Top of GIVEN DATA

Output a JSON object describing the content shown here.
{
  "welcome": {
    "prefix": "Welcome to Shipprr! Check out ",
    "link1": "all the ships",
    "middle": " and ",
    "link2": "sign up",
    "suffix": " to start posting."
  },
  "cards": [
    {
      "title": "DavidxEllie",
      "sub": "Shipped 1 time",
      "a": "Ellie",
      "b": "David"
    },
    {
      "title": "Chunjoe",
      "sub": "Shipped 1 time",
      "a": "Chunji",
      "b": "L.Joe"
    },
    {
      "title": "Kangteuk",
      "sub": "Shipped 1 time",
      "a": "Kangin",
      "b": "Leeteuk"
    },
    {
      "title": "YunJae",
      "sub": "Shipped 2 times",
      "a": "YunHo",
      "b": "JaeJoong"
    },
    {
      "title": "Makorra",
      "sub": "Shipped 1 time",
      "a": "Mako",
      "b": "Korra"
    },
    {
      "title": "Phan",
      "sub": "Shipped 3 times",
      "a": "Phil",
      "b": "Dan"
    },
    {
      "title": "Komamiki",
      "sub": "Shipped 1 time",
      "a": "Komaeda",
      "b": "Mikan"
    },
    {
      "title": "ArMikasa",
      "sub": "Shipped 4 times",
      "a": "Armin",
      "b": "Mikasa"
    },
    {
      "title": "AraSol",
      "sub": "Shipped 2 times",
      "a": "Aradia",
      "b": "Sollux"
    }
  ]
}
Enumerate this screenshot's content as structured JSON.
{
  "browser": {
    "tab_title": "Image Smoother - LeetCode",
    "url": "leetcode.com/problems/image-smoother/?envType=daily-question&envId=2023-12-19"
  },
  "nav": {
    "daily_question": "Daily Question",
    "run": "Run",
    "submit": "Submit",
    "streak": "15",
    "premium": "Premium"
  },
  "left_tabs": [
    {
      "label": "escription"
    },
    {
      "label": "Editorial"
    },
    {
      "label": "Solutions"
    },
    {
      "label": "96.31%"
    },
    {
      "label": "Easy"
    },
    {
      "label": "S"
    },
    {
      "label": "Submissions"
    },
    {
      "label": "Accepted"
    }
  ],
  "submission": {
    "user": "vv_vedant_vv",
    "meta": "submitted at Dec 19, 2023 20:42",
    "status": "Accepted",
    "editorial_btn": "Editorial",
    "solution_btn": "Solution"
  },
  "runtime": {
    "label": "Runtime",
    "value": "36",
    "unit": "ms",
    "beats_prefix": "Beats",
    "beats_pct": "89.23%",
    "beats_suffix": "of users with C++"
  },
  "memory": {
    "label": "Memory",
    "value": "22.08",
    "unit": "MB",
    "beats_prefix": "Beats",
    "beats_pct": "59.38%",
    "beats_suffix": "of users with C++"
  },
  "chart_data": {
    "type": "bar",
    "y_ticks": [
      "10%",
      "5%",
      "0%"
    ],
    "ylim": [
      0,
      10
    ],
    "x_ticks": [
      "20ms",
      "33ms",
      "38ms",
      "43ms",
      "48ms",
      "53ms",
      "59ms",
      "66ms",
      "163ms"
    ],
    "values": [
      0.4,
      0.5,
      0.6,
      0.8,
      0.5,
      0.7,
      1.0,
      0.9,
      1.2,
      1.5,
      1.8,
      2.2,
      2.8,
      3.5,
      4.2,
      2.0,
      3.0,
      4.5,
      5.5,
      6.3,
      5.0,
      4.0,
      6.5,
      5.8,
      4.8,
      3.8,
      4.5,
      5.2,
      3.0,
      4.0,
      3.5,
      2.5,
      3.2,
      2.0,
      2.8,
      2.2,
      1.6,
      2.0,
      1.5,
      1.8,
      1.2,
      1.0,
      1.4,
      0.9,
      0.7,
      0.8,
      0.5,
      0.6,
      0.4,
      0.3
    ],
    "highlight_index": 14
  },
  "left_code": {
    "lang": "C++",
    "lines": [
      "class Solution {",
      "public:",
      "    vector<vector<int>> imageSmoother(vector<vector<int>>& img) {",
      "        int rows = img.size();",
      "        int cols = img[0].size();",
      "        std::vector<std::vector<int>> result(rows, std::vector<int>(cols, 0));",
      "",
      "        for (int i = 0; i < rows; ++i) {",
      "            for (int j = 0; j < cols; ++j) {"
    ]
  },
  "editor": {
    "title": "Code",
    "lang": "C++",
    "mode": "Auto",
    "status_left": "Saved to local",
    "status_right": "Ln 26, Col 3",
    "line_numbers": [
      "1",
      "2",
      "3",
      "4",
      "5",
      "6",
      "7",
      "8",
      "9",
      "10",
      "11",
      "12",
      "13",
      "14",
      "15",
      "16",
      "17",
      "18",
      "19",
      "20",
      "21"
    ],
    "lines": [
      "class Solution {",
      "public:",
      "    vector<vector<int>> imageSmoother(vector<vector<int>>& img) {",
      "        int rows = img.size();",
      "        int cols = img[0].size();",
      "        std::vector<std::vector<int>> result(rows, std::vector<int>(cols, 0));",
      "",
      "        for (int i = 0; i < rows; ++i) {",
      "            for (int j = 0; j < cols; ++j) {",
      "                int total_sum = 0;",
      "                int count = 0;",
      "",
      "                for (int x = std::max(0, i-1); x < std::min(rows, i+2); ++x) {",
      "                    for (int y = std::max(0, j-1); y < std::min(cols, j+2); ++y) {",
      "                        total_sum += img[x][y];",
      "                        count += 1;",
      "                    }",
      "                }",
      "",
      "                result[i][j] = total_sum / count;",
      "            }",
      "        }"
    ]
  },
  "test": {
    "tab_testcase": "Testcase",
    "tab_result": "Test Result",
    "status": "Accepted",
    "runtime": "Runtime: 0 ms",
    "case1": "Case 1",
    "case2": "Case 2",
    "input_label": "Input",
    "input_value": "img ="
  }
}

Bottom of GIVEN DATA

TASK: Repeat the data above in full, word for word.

RESPONSE AREA:
Output a JSON object describing the content shown here.
{
  "welcome": {
    "prefix": "Welcome to Shipprr! Check out ",
    "link1": "all the ships",
    "middle": " and ",
    "link2": "sign up",
    "suffix": " to start posting."
  },
  "cards": [
    {
      "title": "DavidxEllie",
      "sub": "Shipped 1 time",
      "a": "Ellie",
      "b": "David"
    },
    {
      "title": "Chunjoe",
      "sub": "Shipped 1 time",
      "a": "Chunji",
      "b": "L.Joe"
    },
    {
      "title": "Kangteuk",
      "sub": "Shipped 1 time",
      "a": "Kangin",
      "b": "Leeteuk"
    },
    {
      "title": "YunJae",
      "sub": "Shipped 2 times",
      "a": "YunHo",
      "b": "JaeJoong"
    },
    {
      "title": "Makorra",
      "sub": "Shipped 1 time",
      "a": "Mako",
      "b": "Korra"
    },
    {
      "title": "Phan",
      "sub": "Shipped 3 times",
      "a": "Phil",
      "b": "Dan"
    },
    {
      "title": "Komamiki",
      "sub": "Shipped 1 time",
      "a": "Komaeda",
      "b": "Mikan"
    },
    {
      "title": "ArMikasa",
      "sub": "Shipped 4 times",
      "a": "Armin",
      "b": "Mikasa"
    },
    {
      "title": "AraSol",
      "sub": "Shipped 2 times",
      "a": "Aradia",
      "b": "Sollux"
    }
  ]
}
Enumerate this screenshot's content as structured JSON.
{
  "browser": {
    "tab_title": "Image Smoother - LeetCode",
    "url": "leetcode.com/problems/image-smoother/?envType=daily-question&envId=2023-12-19"
  },
  "nav": {
    "daily_question": "Daily Question",
    "run": "Run",
    "submit": "Submit",
    "streak": "15",
    "premium": "Premium"
  },
  "left_tabs": [
    {
      "label": "escription"
    },
    {
      "label": "Editorial"
    },
    {
      "label": "Solutions"
    },
    {
      "label": "96.31%"
    },
    {
      "label": "Easy"
    },
    {
      "label": "S"
    },
    {
      "label": "Submissions"
    },
    {
      "label": "Accepted"
    }
  ],
  "submission": {
    "user": "vv_vedant_vv",
    "meta": "submitted at Dec 19, 2023 20:42",
    "status": "Accepted",
    "editorial_btn": "Editorial",
    "solution_btn": "Solution"
  },
  "runtime": {
    "label": "Runtime",
    "value": "36",
    "unit": "ms",
    "beats_prefix": "Beats",
    "beats_pct": "89.23%",
    "beats_suffix": "of users with C++"
  },
  "memory": {
    "label": "Memory",
    "value": "22.08",
    "unit": "MB",
    "beats_prefix": "Beats",
    "beats_pct": "59.38%",
    "beats_suffix": "of users with C++"
  },
  "chart_data": {
    "type": "bar",
    "y_ticks": [
      "10%",
      "5%",
      "0%"
    ],
    "ylim": [
      0,
      10
    ],
    "x_ticks": [
      "20ms",
      "33ms",
      "38ms",
      "43ms",
      "48ms",
      "53ms",
      "59ms",
      "66ms",
      "163ms"
    ],
    "values": [
      0.4,
      0.5,
      0.6,
      0.8,
      0.5,
      0.7,
      1.0,
      0.9,
      1.2,
      1.5,
      1.8,
      2.2,
      2.8,
      3.5,
      4.2,
      2.0,
      3.0,
      4.5,
      5.5,
      6.3,
      5.0,
      4.0,
      6.5,
      5.8,
      4.8,
      3.8,
      4.5,
      5.2,
      3.0,
      4.0,
      3.5,
      2.5,
      3.2,
      2.0,
      2.8,
      2.2,
      1.6,
      2.0,
      1.5,
      1.8,
      1.2,
      1.0,
      1.4,
      0.9,
      0.7,
      0.8,
      0.5,
      0.6,
      0.4,
      0.3
    ],
    "highlight_index": 14
  },
  "left_code": {
    "lang": "C++",
    "lines": [
      "class Solution {",
      "public:",
      "    vector<vector<int>> imageSmoother(vector<vector<int>>& img) {",
      "        int rows = img.size();",
      "        int cols = img[0].size();",
      "        std::vector<std::vector<int>> result(rows, std::vector<int>(cols, 0));",
      "",
      "        for (int i = 0; i < rows; ++i) {",
      "            for (int j = 0; j < cols; ++j) {"
    ]
  },
  "editor": {
    "title": "Code",
    "lang": "C++",
    "mode": "Auto",
    "status_left": "Saved to local",
    "status_right": "Ln 26, Col 3",
    "line_numbers": [
      "1",
      "2",
      "3",
      "4",
      "5",
      "6",
      "7",
      "8",
      "9",
      "10",
      "11",
      "12",
      "13",
      "14",
      "15",
      "16",
      "17",
      "18",
      "19",
      "20",
      "21"
    ],
    "lines": [
      "class Solution {",
      "public:",
      "    vector<vector<int>> imageSmoother(vector<vector<int>>& img) {",
      "        int rows = img.size();",
      "        int cols = img[0].size();",
      "        std::vector<std::vector<int>> result(rows, std::vector<int>(cols, 0));",
      "",
      "        for (int i = 0; i < rows; ++i) {",
      "            for (int j = 0; j < cols; ++j) {",
      "                int total_sum = 0;",
      "                int count = 0;",
      "",
      "                for (int x = std::max(0, i-1); x < std::min(rows, i+2); ++x) {",
      "                    for (int y = std::max(0, j-1); y < std::min(cols, j+2); ++y) {",
      "                        total_sum += img[x][y];",
      "                        count += 1;",
      "                    }",
      "                }",
      "",
      "                result[i][j] = total_sum / count;",
      "            }",
      "        }"
    ]
  },
  "test": {
    "tab_testcase": "Testcase",
    "tab_result": "Test Result",
    "status": "Accepted",
    "runtime": "Runtime: 0 ms",
    "case1": "Case 1",
    "case2": "Case 2",
    "input_label": "Input",
    "input_value": "img ="
  }
}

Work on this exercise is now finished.